Hikers Delight Trail Challenge
Join Friends of Shenandoah Mountain and Potomac Appalachian Trail Club – Southern Shenandoah Valley Chapter for a choice of three invigorating and scenic hikes on Shenandoah Mountain. Meet at the front gate on Saturday morning to catch a ride or to follow in your own vehicle. Bring water, a snack, appropriate clothing and shoes, rain gear and any personal items or first aid you might need.
Grooms Ridge Trail – 3.4 miles (challenging) Meet 8am
This is a tough but rewarding climb to a scenic point on Grooms Ridge Trail in the heart of the proposed Little River Wilderness (now making its way through Congress!). The trail climbs 1200′ in 1.7 miles to a panoramic overlook. The hike takes 1.5 hours to the top and another 1 hour to return with a 20-minute rest at the top. We will arrive back at Natural Chimneys Park by approximately 12:30PM. See the following link for more information: https://www.friendsofshenandoahmountain.org/grooms-ridge-hike.html
North River Gorge Trail – 2 miles (easy). Meet at 9am
This easy 2 miles out and back hike is great for children and families. We will begin on the Wild Oak Trail before connecting with the North River Gorge Trail. North River Gorge is known for its scenic beauty, clean water, spring wildflowers, and its unique swinging bridge. The trail is fairly flat and wide and follows the river allowing for beautiful sounds throughout the hike and opportunities to get near the water. We will meet at the Natural Chimney Entrance Station at 9 AM and caravan to the Wild Oak Trailhead, returning by 11:30 AM.
Trimble Mountain Trail – 4 miles (moderate) Meet at 8am
This is a 4-mile loop trail that begins across the road from Todd Lake. We will climb about 1,000’ in 2 miles reaching the first Trimble Mountain peak and then continue on to the second peak before descending to the starting point. This hike is not too steep, but it will get your blood flowing. We will hike through mature forest, cross a couple of small streams, and pass by a salamander pond. The hike takes about 3 hours including a 20-minute break for water and a snack. We should be back at Natural Chimneys by noon.
Other Great Local Hikes
Situated near the North River Ranger District of George Washington and Jefferson National Forests, you’ll find the perfect trail for a day hike. A map of area recreational opportunities is available here. Augusta County is home to two wilderness areas, Ramsey’s Draft and St Mary’s, each offering some of the most beautiful trails and mountain streams in the Shenandoah Valley.

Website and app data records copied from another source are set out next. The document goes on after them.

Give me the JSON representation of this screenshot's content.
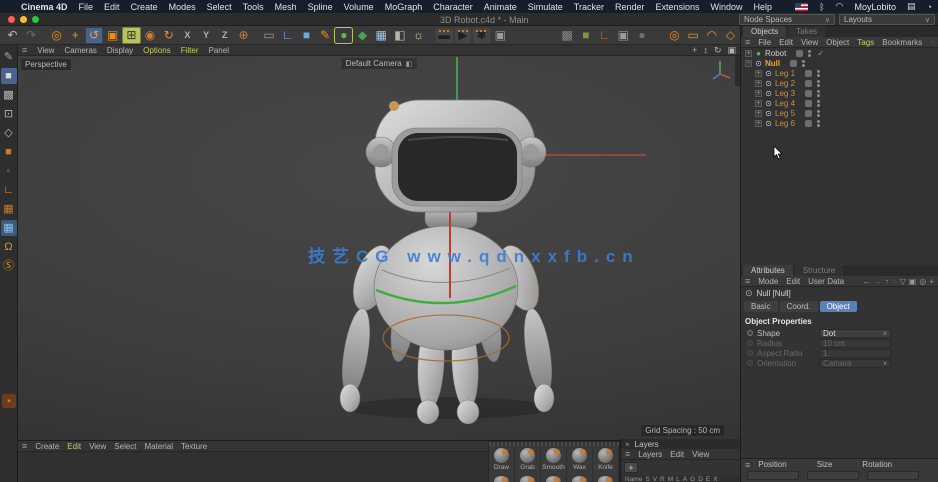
{
  "ui": {
    "hamburger": "≡",
    "chevron": "∨",
    "close": "×",
    "plus": "+"
  },
  "menubar": {
    "app": "Cinema 4D",
    "items": [
      {
        "t": "File"
      },
      {
        "t": "Edit"
      },
      {
        "t": "Create"
      },
      {
        "t": "Modes"
      },
      {
        "t": "Select"
      },
      {
        "t": "Tools"
      },
      {
        "t": "Mesh"
      },
      {
        "t": "Spline"
      },
      {
        "t": "Volume"
      },
      {
        "t": "MoGraph"
      },
      {
        "t": "Character"
      },
      {
        "t": "Animate"
      },
      {
        "t": "Simulate"
      },
      {
        "t": "Tracker"
      },
      {
        "t": "Render"
      },
      {
        "t": "Extensions"
      },
      {
        "t": "Window"
      },
      {
        "t": "Help"
      }
    ],
    "status_icons": [
      {
        "g": "ᛒ",
        "name": "bluetooth-icon"
      },
      {
        "g": "◠",
        "name": "wifi-icon"
      }
    ],
    "username": "MoyLobito",
    "right_icons": [
      {
        "g": "▤",
        "name": "display-icon"
      },
      {
        "g": "◔",
        "name": "control-center-icon"
      }
    ]
  },
  "titlebar": {
    "title": "3D Robot.c4d * - Main",
    "dropdowns": [
      {
        "t": "Node Spaces",
        "name": "node-spaces-select"
      },
      {
        "t": "Layouts",
        "name": "layouts-select"
      }
    ]
  },
  "toolbar": {
    "buttons": [
      {
        "g": "↶",
        "fg": "#b8b8b8",
        "name": "undo-button"
      },
      {
        "g": "↷",
        "fg": "#6a6a6a",
        "name": "redo-button"
      },
      {
        "cls": "sp"
      },
      {
        "g": "◎",
        "fg": "#e8921a",
        "name": "live-selection-tool"
      },
      {
        "g": "+",
        "fg": "#e8921a",
        "name": "move-tool"
      },
      {
        "g": "↺",
        "fg": "#f0a23c",
        "bg": "#49648c",
        "cls": "on",
        "name": "rotate-tool"
      },
      {
        "g": "▣",
        "fg": "#e8921a",
        "name": "scale-tool"
      },
      {
        "g": "⊞",
        "fg": "#33361f",
        "bg": "#b9c35f",
        "cls": "on",
        "name": "axis-modification-tool"
      },
      {
        "g": "◉",
        "fg": "#cf7e2e",
        "name": "simulation-tool"
      },
      {
        "g": "↻",
        "fg": "#e8921a",
        "name": "rotate-band-tool"
      },
      {
        "g": "X",
        "fg": "#b0b0b0",
        "cls": "ax",
        "name": "lock-x-axis"
      },
      {
        "g": "Y",
        "fg": "#b0b0b0",
        "cls": "ax",
        "name": "lock-y-axis"
      },
      {
        "g": "Z",
        "fg": "#b0b0b0",
        "cls": "ax",
        "name": "lock-z-axis"
      },
      {
        "g": "⊕",
        "fg": "#cf7e2e",
        "name": "coordinate-system-toggle"
      },
      {
        "cls": "sp"
      },
      {
        "g": "▭",
        "fg": "#9a9a9a",
        "name": "stage-icon"
      },
      {
        "g": "∟",
        "fg": "#7fb2e5",
        "name": "coordinates-icon"
      },
      {
        "g": "■",
        "fg": "#6fa8dc",
        "name": "add-cube-button"
      },
      {
        "g": "✎",
        "fg": "#e8921a",
        "name": "spline-pen-button"
      },
      {
        "g": "●",
        "fg": "#58b858",
        "cls": "outl",
        "name": "subdivision-surface-button"
      },
      {
        "g": "◆",
        "fg": "#4aa34a",
        "name": "deformer-button"
      },
      {
        "g": "▦",
        "fg": "#9ec7e8",
        "name": "floor-button"
      },
      {
        "g": "◧",
        "fg": "#b5b5b5",
        "name": "camera-button"
      },
      {
        "g": "☼",
        "fg": "#d8d2a8",
        "name": "light-button"
      },
      {
        "cls": "sp"
      },
      {
        "g": "▬",
        "fg": "#1f1f1f",
        "bg": "#454545",
        "cls": "clap",
        "name": "render-view-button"
      },
      {
        "g": "▶",
        "fg": "#1f1f1f",
        "bg": "#454545",
        "cls": "clap",
        "name": "render-button"
      },
      {
        "g": "✱",
        "fg": "#1f1f1f",
        "bg": "#454545",
        "cls": "clap",
        "name": "render-settings-button"
      },
      {
        "g": "▣",
        "fg": "#9a9a9a",
        "name": "picture-viewer-button"
      },
      {
        "cls": "sp"
      },
      {
        "cls": "sp"
      },
      {
        "cls": "sp"
      },
      {
        "cls": "sp"
      },
      {
        "cls": "sp"
      },
      {
        "cls": "sp"
      },
      {
        "cls": "sp"
      },
      {
        "g": "▩",
        "fg": "#8a8a8a",
        "name": "checker-material-icon"
      },
      {
        "g": "■",
        "fg": "#8a8f3a",
        "name": "olive-material-icon"
      },
      {
        "g": "∟",
        "fg": "#c87a30",
        "name": "axis-workplane-icon"
      },
      {
        "g": "▣",
        "fg": "#9a9a9a",
        "name": "workplane-icon"
      },
      {
        "g": "●",
        "fg": "#6f6f6f",
        "name": "snap-icon"
      },
      {
        "cls": "sp"
      },
      {
        "cls": "sp"
      },
      {
        "g": "◎",
        "fg": "#e8921a",
        "name": "live-selection-button"
      },
      {
        "g": "▭",
        "fg": "#e8921a",
        "name": "rectangle-selection-button"
      },
      {
        "g": "◠",
        "fg": "#e8921a",
        "name": "lasso-selection-button"
      },
      {
        "g": "◇",
        "fg": "#e8921a",
        "name": "polygon-selection-button"
      }
    ]
  },
  "leftdock": {
    "buttons": [
      {
        "g": "✎",
        "fg": "#a8a8a8",
        "name": "tweak-mode"
      },
      {
        "g": "■",
        "fg": "#d8d8d8",
        "bg": "#49648c",
        "cls": "on",
        "name": "model-mode"
      },
      {
        "g": "▩",
        "fg": "#b8b8b8",
        "name": "texture-mode"
      },
      {
        "g": "⊡",
        "fg": "#b8b8b8",
        "name": "points-mode"
      },
      {
        "g": "◇",
        "fg": "#b8b8b8",
        "name": "edges-mode"
      },
      {
        "g": "■",
        "fg": "#c87a30",
        "name": "polygons-mode"
      },
      {
        "g": "▪",
        "fg": "#7a4a22",
        "name": "model-object-mode"
      },
      {
        "g": "∟",
        "fg": "#e8921a",
        "name": "enable-axis-mode"
      },
      {
        "g": "▦",
        "fg": "#c87a30",
        "name": "texture-axis-mode"
      },
      {
        "g": "▦",
        "fg": "#8fc1ea",
        "bg": "#3c5a7c",
        "cls": "on",
        "name": "workplane-mode"
      },
      {
        "g": "Ω",
        "fg": "#e8921a",
        "name": "snap-magnet-toggle"
      },
      {
        "g": "Ⓢ",
        "fg": "#e8921a",
        "name": "snap-settings-toggle"
      }
    ]
  },
  "viewport": {
    "menu": [
      {
        "t": "View"
      },
      {
        "t": "Cameras"
      },
      {
        "t": "Display"
      },
      {
        "t": "Options",
        "cls": "hl"
      },
      {
        "t": "Filter",
        "cls": "hl"
      },
      {
        "t": "Panel"
      }
    ],
    "nav_icons": [
      {
        "g": "+",
        "name": "pan-view-icon"
      },
      {
        "g": "↕",
        "name": "zoom-view-icon"
      },
      {
        "g": "↻",
        "name": "rotate-view-icon"
      },
      {
        "g": "▣",
        "name": "toggle-view-icon"
      }
    ],
    "view_label": "Perspective",
    "camera_label": "Default Camera",
    "camera_icon": "◧",
    "grid_label": "Grid Spacing : 50 cm",
    "watermark": "技艺CG www.qdnxxfb.cn"
  },
  "object_manager": {
    "tabs": [
      {
        "t": "Objects",
        "cls": "active"
      },
      {
        "t": "Takes"
      }
    ],
    "menu": [
      {
        "t": "File"
      },
      {
        "t": "Edit"
      },
      {
        "t": "View"
      },
      {
        "t": "Object"
      },
      {
        "t": "Tags",
        "cls": "hl"
      },
      {
        "t": "Bookmarks"
      }
    ],
    "icons": [
      {
        "g": "◌",
        "name": "search-icon"
      },
      {
        "g": "⌂",
        "name": "home-icon"
      },
      {
        "g": "▽",
        "name": "filter-icon"
      },
      {
        "g": "+",
        "name": "add-icon"
      }
    ],
    "items": [
      {
        "exp": "+",
        "icon": "●",
        "ifg": "#5db55d",
        "t": "Robot",
        "ind": 0,
        "tag": "✓",
        "name": "tree-item-robot"
      },
      {
        "exp": "−",
        "icon": "⊙",
        "ifg": "#bcd0e8",
        "t": "Null",
        "ind": 0,
        "cls": "sel",
        "name": "tree-item-null"
      },
      {
        "exp": "+",
        "icon": "⊙",
        "ifg": "#bcd0e8",
        "t": "Leg 1",
        "ind": 1,
        "cls": "child",
        "name": "tree-item-leg-1"
      },
      {
        "exp": "+",
        "icon": "⊙",
        "ifg": "#bcd0e8",
        "t": "Leg 2",
        "ind": 1,
        "cls": "child",
        "name": "tree-item-leg-2"
      },
      {
        "exp": "+",
        "icon": "⊙",
        "ifg": "#bcd0e8",
        "t": "Leg 3",
        "ind": 1,
        "cls": "child",
        "name": "tree-item-leg-3"
      },
      {
        "exp": "+",
        "icon": "⊙",
        "ifg": "#bcd0e8",
        "t": "Leg 4",
        "ind": 1,
        "cls": "child",
        "name": "tree-item-leg-4"
      },
      {
        "exp": "+",
        "icon": "⊙",
        "ifg": "#bcd0e8",
        "t": "Leg 5",
        "ind": 1,
        "cls": "child",
        "name": "tree-item-leg-5"
      },
      {
        "exp": "+",
        "icon": "⊙",
        "ifg": "#bcd0e8",
        "t": "Leg 6",
        "ind": 1,
        "cls": "child",
        "name": "tree-item-leg-6"
      }
    ]
  },
  "attributes": {
    "tabs": [
      {
        "t": "Attributes",
        "cls": "active"
      },
      {
        "t": "Structure"
      }
    ],
    "menu": [
      {
        "t": "Mode"
      },
      {
        "t": "Edit"
      },
      {
        "t": "User Data"
      }
    ],
    "icons": [
      {
        "g": "←",
        "name": "back-icon"
      },
      {
        "g": "→",
        "name": "forward-icon",
        "cls": "dim"
      },
      {
        "g": "↑",
        "name": "up-icon"
      },
      {
        "g": "◌",
        "name": "search-icon"
      },
      {
        "g": "▽",
        "name": "filter-icon"
      },
      {
        "g": "▣",
        "name": "lock-icon"
      },
      {
        "g": "◎",
        "name": "settings-icon"
      },
      {
        "g": "+",
        "name": "add-icon"
      }
    ],
    "object_icon": "⊙",
    "object_label": "Null [Null]",
    "subtabs": [
      {
        "t": "Basic"
      },
      {
        "t": "Coord."
      },
      {
        "t": "Object",
        "cls": "active"
      }
    ],
    "section": "Object Properties",
    "props": [
      {
        "label": "Shape",
        "value": "Dot",
        "cls": "select on",
        "name": "shape-select"
      },
      {
        "label": "Radius",
        "value": "10 cm",
        "cls": "input off",
        "name": "radius-field"
      },
      {
        "label": "Aspect Ratio",
        "value": "1",
        "cls": "input off",
        "name": "aspect-ratio-field"
      },
      {
        "label": "Orientation",
        "value": "Camera",
        "cls": "select off",
        "name": "orientation-select"
      }
    ]
  },
  "materials": {
    "menu": [
      {
        "t": "Create"
      },
      {
        "t": "Edit",
        "cls": "hl"
      },
      {
        "t": "View"
      },
      {
        "t": "Select"
      },
      {
        "t": "Material"
      },
      {
        "t": "Texture"
      }
    ]
  },
  "sculpt": {
    "brushes": [
      {
        "t": "Draw"
      },
      {
        "t": "Grab"
      },
      {
        "t": "Smooth"
      },
      {
        "t": "Wax"
      },
      {
        "t": "Knife"
      }
    ]
  },
  "layers": {
    "title": "Layers",
    "menu": [
      {
        "t": "Layers"
      },
      {
        "t": "Edit"
      },
      {
        "t": "View"
      }
    ],
    "columns": [
      {
        "t": "Name"
      },
      {
        "t": "S"
      },
      {
        "t": "V"
      },
      {
        "t": "R"
      },
      {
        "t": "M"
      },
      {
        "t": "L"
      },
      {
        "t": "A"
      },
      {
        "t": "G"
      },
      {
        "t": "D"
      },
      {
        "t": "E"
      },
      {
        "t": "X"
      }
    ]
  },
  "coordinates": {
    "headers": [
      {
        "t": "Position"
      },
      {
        "t": "Size"
      },
      {
        "t": "Rotation"
      }
    ]
  },
  "colors": {
    "accent": "#e8921a",
    "menu_highlight": "#c7cc66",
    "selection_blue": "#5b82b8",
    "selected_object_text": "#e8a43c",
    "watermark_blue": "#3b7dd8"
  }
}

The North River Gorge Trail is a scenic trail that traverses through the North River Gorge, and winds between Lookout and Trimble Mountains. The North River Gorge Trail has gentle grades but requires fording the North River nine times. The Wild Oak Trail was designated a National Recreation Trail in 1979 by the Secretary of Agriculture. This trail has three access points from developed roads which provide shorter hiking segments. A trail map for the immediate region can be purchased here.

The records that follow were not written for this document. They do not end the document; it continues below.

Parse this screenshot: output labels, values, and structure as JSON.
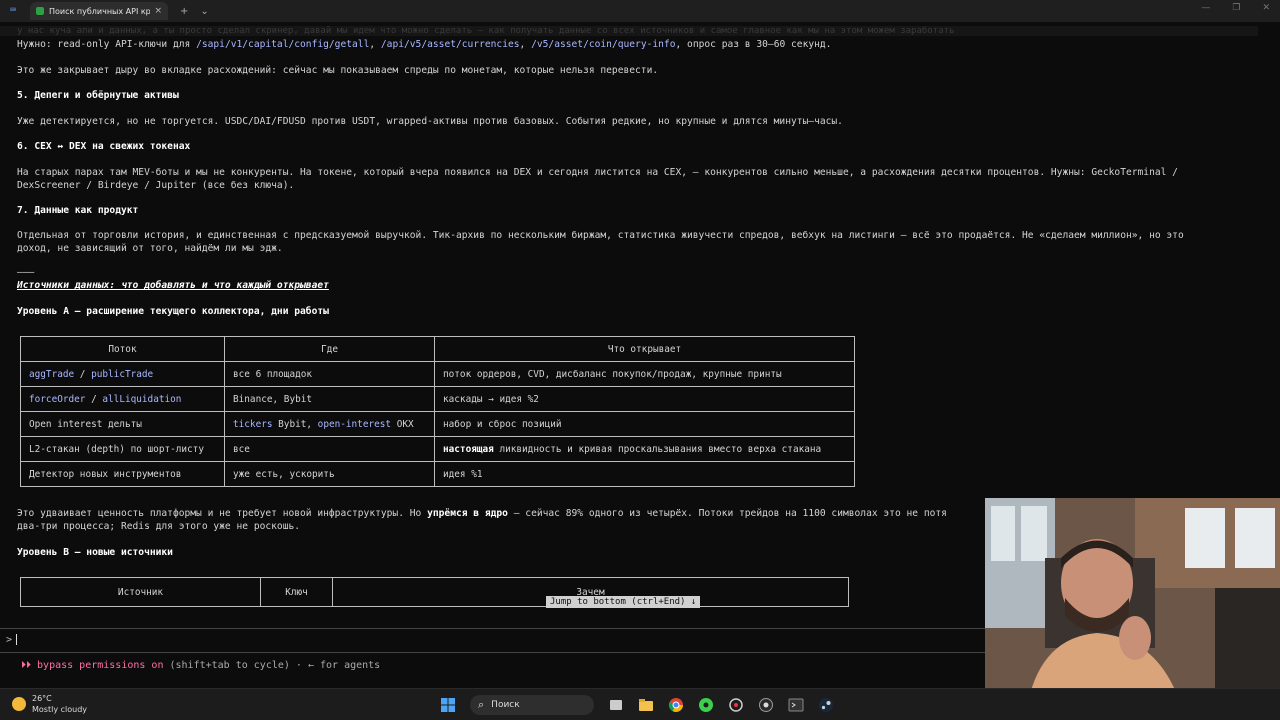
{
  "window": {
    "tab_title": "Поиск публичных API кр",
    "tab_close": "×",
    "new_tab": "+",
    "tab_menu": "⌄",
    "minimize": "—",
    "maximize": "❐",
    "close": "✕"
  },
  "terminal": {
    "faded_line": "у нас куча апи и данных, а ты просто сделал скринер, давай мы идем что можно сделать — как получать данные со всех источников и самое главное как мы на этом можем заработать",
    "need_prefix": "Нужно: read-only API-ключи для ",
    "need_code1": "/sapi/v1/capital/config/getall",
    "need_sep1": ", ",
    "need_code2": "/api/v5/asset/currencies",
    "need_sep2": ", ",
    "need_code3": "/v5/asset/coin/query-info",
    "need_suffix": ", опрос раз в 30–60 секунд.",
    "gap_line": "Это же закрывает дыру во вкладке расхождений: сейчас мы показываем спреды по монетам, которые нельзя перевести.",
    "h5": "5. Депеги и обёрнутые активы",
    "p5": "Уже детектируется, но не торгуется. USDC/DAI/FDUSD против USDT, wrapped-активы против базовых. События редкие, но крупные и длятся минуты–часы.",
    "h6": "6. CEX ↔ DEX на свежих токенах",
    "p6a": "На старых парах там MEV-боты и мы не конкуренты. На токене, который вчера появился на DEX и сегодня листится на CEX, — конкурентов сильно меньше, а расхождения десятки процентов. Нужны: GeckoTerminal /",
    "p6b": "DexScreener / Birdeye / Jupiter (все без ключа).",
    "h7": "7. Данные как продукт",
    "p7a": "Отдельная от торговли история, и единственная с предсказуемой выручкой. Тик-архив по нескольким биржам, статистика живучести спредов, вебхук на листинги — всё это продаётся. Не «сделаем миллион», но это",
    "p7b": "доход, не зависящий от того, найдём ли мы эдж.",
    "rule": "———",
    "sources_heading": "Источники данных: что добавлять и что каждый открывает",
    "level_a": "Уровень A — расширение текущего коллектора, дни работы",
    "table_a": {
      "headers": [
        "Поток",
        "Где",
        "Что открывает"
      ],
      "rows": [
        {
          "stream_a": "aggTrade",
          "stream_sep": " / ",
          "stream_b": "publicTrade",
          "where": "все 6 площадок",
          "opens": "поток ордеров, CVD, дисбаланс покупок/продаж, крупные принты"
        },
        {
          "stream_a": "forceOrder",
          "stream_sep": " / ",
          "stream_b": "allLiquidation",
          "where": "Binance, Bybit",
          "opens": "каскады → идея %2"
        },
        {
          "stream_plain": "Open interest дельты",
          "where_a": "tickers",
          "where_mid": " Bybit, ",
          "where_b": "open-interest",
          "where_end": " OKX",
          "opens": "набор и сброс позиций"
        },
        {
          "stream_plain": "L2-стакан (depth) по шорт-листу",
          "where": "все",
          "opens_bold": "настоящая",
          "opens": " ликвидность и кривая проскальзывания вместо верха стакана"
        },
        {
          "stream_plain": "Детектор новых инструментов",
          "where": "уже есть, ускорить",
          "opens": "идея %1"
        }
      ]
    },
    "p_after_a1": "Это удваивает ценность платформы и не требует новой инфраструктуры. Но ",
    "p_after_bold": "упрёмся в ядро",
    "p_after_a2": " — сейчас 89% одного из четырёх. Потоки трейдов на 1100 символах это не потя",
    "p_after_b": "два-три процесса; Redis для этого уже не роскошь.",
    "level_b": "Уровень B — новые источники",
    "table_b_headers": [
      "Источник",
      "Ключ",
      "Зачем"
    ],
    "jump_label": "Jump to bottom (ctrl+End) ↓"
  },
  "prompt": {
    "symbol": ">"
  },
  "status": {
    "arrows": "⏵⏵",
    "mode": "bypass permissions on",
    "hint": " (shift+tab to cycle) · ← for agents"
  },
  "taskbar": {
    "temp": "26°C",
    "weather": "Mostly cloudy",
    "search_label": "Поиск",
    "search_glyph": "⌕"
  },
  "colors": {
    "code": "#a9b7ff",
    "status_accent": "#ff6fa6",
    "background": "#0c0c0c"
  }
}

Natural Chimneys Park has 2.5 miles of hiking trails. Approximately one mile of this trail system is level and considered easy for walking. This trail meanders along the borders of the park, in and out of hardwood stands. The park borders the North River, giving the hiker a walk beside calm waters when the river is running. Unfortunately, the river retreats underground at times in the summer due to low levels. The remainder of the trails is on steep hills and ridges, and is of medium difficulty. There are overlooks giving a peek back down into the valley below and displaying the unimpeded western view from the ridge atop of the Natural Chimneys themselves.

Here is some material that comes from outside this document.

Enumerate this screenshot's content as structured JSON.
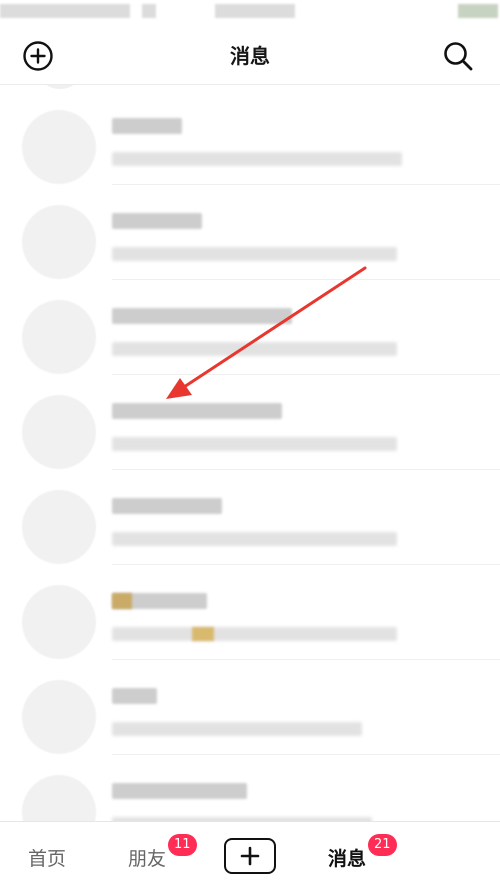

Numerous wildflowers and wildlife is observable while using either trail. It is not uncommon to see a chipmunk or grey squirrel, or hear a songbird or an owl. White tail deer, wild turkey, and the occasional black bear have been sighted on the park. In fact, Natural Chimneys is included as an observation site for the Mountain Trail of the Virginia Birding & Wildlife Trail System. Natural Chimneys Park exhibits some of the incredible geology of western Virginia. Remnants of rock once carved by a shallow sea remind the visitor of the massive timeframes needed to create formations we see today. The open grassy areas around the chimney host open country species such as eastern kingbird, eastern bluebird, American robin, American goldfinch and chipping sparrow. The neighboring scrubby brush land and secondary forest support other familiar species such as eastern phoebe, eastern wood-pewee, Carolina chickadee, tufted titmouse, Carolina wren, blue jay, northern cardinal and eastern towhee. The North River runs through the property and, when rainfall keeps it flowing, it supports a variety of water birds including herons and waterfowl. Butterflies to look for around the park include eastern tiger and spicebush swallowtails, tawny emperor and pearl crescent.